Amy’s films are amazing, and Olalla is her most entertaining and horror-centric film to date. The long takes of Amy’s previous films have been replaced by quicker cuts, giving the film a little more energy and a seemingly faster pace.


Throughout the history of vampire literature, the vampire, or vampirism has been used as a metaphor for many different things. There have been stories written about economic vampirism, sexual vampirism, psychological vampirism, vampirism has been used as a metaphor for drug addiction, capitalism, and the decline of the bourgeois.


In Olalla, vampirism is used as a metaphor for sexual shame, and how this shame is inflicted on the deviant individual from without, as opposed to coming from within as most people assume it does.


Olalla is about an ancient, incestuous family of vampires living in a remote, secluded estate visited occasionally by people who need to go to the country for a cure. Amy plays the title character, Olalla, a morose figure whose urges are kept at bay, repressed by her family’s strict customs.


Olalla’s family has a taboo against killing for blood, but Olalla has an urge to kill that is depicted in the film as being very natural, much like the sex urge. After she kills her boyfriend to suck his blood, Olalla’s family strips her naked, ties her up, and her uncle whips her repeatedly with a riding crop as he whispers in her ear that she is a monster.


The scene is sexy, but it is also disturbing because of its psychological undertones. Sexy but disturbing is a description that can be used to describe the tone of entire movie, as well as much of Amy’s other work.


Olalla is full of Amy’s lush, art-student production design and gorgeous cinematography , and Amy gives a sexually charged performance, making the film enjoyable to watch, but the film never stops provoking the viewer with its Freudian critique of social mores and how they work to restrict and control the individual’s sexuality and other drives.

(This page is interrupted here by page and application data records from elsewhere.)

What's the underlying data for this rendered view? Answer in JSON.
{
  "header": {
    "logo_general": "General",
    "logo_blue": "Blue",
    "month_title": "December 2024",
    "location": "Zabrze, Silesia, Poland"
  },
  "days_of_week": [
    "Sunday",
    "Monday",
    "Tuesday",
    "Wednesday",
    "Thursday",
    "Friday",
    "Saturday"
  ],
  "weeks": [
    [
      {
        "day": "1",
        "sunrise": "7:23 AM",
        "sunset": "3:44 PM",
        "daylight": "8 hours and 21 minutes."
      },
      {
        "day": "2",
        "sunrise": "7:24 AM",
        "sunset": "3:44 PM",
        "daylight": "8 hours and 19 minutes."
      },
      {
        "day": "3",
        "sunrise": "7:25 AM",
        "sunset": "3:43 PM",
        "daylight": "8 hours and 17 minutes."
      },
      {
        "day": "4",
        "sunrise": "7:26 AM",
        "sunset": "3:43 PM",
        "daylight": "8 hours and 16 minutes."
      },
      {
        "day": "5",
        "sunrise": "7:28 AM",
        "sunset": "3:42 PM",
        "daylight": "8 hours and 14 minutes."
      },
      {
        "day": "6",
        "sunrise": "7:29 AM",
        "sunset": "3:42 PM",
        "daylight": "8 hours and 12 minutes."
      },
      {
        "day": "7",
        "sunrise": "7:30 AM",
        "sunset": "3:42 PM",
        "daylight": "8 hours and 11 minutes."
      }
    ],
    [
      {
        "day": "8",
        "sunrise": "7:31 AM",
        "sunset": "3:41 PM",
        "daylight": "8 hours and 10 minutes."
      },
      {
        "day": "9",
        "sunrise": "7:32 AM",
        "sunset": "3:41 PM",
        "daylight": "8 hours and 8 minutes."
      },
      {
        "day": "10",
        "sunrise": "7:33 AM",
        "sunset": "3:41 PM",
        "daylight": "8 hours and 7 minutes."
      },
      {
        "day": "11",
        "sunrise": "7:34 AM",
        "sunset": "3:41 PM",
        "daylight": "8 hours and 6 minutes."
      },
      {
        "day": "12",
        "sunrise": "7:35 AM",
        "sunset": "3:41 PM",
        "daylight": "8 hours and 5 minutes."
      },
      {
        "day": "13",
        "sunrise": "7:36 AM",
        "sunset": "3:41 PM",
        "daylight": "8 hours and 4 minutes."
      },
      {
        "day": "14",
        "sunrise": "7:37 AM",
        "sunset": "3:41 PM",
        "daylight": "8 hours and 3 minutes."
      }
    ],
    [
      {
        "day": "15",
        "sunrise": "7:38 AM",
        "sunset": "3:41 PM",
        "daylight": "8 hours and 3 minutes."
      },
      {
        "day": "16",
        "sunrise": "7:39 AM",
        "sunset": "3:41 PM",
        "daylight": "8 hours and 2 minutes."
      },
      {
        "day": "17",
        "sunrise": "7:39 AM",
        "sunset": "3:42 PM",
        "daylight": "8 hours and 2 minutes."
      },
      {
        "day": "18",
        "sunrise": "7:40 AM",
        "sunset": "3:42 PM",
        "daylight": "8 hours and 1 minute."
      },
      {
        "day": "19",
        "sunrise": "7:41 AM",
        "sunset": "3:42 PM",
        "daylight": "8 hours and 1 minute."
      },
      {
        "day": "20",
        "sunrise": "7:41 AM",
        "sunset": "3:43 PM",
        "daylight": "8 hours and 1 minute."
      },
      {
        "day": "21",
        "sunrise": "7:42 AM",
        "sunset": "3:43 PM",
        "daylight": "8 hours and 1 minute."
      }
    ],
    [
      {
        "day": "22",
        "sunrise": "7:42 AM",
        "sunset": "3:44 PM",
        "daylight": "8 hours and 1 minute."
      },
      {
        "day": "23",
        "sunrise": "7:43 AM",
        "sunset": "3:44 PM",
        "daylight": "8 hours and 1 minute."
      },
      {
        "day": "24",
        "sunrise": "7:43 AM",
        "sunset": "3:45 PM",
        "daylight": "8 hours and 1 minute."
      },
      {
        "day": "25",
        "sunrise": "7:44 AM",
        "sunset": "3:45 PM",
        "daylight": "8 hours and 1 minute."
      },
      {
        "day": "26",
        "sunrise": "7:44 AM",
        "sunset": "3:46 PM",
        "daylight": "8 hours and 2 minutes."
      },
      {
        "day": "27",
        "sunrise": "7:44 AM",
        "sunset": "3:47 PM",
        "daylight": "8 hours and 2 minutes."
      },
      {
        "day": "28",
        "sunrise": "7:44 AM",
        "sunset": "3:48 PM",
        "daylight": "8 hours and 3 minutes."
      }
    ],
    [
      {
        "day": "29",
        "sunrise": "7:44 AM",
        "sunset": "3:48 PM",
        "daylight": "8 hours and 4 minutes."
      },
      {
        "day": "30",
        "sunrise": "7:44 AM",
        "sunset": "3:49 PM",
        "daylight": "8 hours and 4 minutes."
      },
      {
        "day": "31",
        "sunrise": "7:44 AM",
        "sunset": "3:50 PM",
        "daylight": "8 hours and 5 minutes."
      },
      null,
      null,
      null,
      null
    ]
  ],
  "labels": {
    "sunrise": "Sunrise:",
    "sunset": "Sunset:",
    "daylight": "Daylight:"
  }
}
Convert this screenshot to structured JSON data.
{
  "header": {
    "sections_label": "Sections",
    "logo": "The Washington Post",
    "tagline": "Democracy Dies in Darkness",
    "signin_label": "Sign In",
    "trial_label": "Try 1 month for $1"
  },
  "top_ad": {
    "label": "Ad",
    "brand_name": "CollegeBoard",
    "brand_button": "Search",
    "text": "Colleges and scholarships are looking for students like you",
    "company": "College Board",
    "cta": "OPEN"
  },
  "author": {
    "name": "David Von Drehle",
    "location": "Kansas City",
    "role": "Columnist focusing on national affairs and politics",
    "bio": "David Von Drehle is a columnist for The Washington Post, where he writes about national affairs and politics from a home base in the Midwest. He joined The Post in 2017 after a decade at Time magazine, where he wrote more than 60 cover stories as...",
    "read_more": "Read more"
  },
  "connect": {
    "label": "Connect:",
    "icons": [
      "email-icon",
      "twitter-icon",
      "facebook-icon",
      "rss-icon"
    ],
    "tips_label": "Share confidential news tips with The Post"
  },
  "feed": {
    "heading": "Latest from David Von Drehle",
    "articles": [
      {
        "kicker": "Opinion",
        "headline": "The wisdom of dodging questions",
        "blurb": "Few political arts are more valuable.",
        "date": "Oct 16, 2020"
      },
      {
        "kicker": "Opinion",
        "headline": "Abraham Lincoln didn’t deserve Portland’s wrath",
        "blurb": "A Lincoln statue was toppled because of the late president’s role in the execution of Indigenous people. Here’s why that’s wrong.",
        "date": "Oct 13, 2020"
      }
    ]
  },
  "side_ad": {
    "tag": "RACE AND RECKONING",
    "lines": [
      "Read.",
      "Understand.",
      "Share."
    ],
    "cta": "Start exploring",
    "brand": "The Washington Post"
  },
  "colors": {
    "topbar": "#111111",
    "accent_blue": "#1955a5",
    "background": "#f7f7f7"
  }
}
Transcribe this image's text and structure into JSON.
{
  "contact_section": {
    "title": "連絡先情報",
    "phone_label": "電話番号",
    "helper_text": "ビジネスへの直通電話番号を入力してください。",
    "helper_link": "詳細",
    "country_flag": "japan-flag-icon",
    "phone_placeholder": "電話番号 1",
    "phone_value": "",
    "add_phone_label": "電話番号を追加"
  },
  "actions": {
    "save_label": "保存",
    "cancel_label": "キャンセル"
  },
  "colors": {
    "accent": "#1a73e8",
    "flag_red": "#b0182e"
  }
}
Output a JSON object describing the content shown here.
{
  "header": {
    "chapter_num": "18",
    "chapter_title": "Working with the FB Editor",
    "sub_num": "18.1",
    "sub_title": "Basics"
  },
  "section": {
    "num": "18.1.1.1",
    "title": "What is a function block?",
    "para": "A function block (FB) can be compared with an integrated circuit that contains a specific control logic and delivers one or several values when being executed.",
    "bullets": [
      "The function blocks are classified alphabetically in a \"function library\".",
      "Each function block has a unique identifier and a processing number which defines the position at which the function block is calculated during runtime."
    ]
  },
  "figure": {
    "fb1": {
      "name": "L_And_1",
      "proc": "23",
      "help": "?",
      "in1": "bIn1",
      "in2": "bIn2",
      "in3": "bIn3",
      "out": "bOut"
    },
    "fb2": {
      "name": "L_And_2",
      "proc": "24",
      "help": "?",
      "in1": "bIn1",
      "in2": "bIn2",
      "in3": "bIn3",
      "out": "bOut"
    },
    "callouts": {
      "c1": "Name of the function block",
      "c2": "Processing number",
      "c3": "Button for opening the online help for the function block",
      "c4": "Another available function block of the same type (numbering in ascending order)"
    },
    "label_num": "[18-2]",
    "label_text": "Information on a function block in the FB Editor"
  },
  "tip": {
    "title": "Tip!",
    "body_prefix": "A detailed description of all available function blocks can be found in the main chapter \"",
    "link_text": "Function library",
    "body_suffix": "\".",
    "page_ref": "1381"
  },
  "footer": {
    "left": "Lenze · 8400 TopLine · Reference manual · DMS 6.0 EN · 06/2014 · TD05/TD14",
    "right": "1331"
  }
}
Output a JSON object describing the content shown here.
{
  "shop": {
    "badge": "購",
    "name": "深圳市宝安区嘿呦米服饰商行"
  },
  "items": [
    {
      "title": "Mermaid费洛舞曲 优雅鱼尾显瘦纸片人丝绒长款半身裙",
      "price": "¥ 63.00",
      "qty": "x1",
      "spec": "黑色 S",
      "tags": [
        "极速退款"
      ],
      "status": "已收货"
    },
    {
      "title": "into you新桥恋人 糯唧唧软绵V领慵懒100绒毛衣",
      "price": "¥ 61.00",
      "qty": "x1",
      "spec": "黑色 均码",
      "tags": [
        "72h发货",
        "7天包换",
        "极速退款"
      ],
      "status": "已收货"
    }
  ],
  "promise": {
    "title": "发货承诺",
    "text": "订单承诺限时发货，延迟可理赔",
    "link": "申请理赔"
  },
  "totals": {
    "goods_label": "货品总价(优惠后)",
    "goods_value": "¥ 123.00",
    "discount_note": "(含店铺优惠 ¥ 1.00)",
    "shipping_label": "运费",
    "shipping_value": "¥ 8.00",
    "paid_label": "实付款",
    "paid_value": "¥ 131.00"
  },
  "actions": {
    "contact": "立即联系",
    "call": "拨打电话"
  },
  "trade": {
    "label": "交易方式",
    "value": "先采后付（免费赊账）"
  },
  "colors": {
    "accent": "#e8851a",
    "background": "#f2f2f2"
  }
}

Olalla is something of an art-horror film, and is to put it bluntly deliberately confusing. There are actually two stories taking place, one set in modern times and one that seems to take place in the 17th century, but because the characters in both stories are from the same family line and played by the same actors, I didn’t actually realize this until the climactic scene of the movie when (spoiler alert) Amy is stripped naked and crucified.

OlallaVidCaps01191101However, at the moment I realized that I was watching two different stories, the rest of the film immediately clicked together for me, which just goes to show how strong the film’s narrative structure is. Telling two distinct but similar stories also ties Olalla thematically to some of Amy’s other works.


While I think it is safe to say that the majority of films that deal with sexuality depict sex as an encounter, Amy’s films have always depicted sex instead as a pattern. Olalla takes what was already present in Amy’s films even further by depicting its pattern of sexual behavior generationally rather than focusing on an individual.


Olalla is a film that I am going to have to watch a few times before I fully grasp all of it. It is a highly original take on the vampire tale, and very much recommended.


Check out the NSFW trailer here: http://vimeo.com/114303538


And you can buy a download of the film or buy the DVD here: http://vermeerworks.com/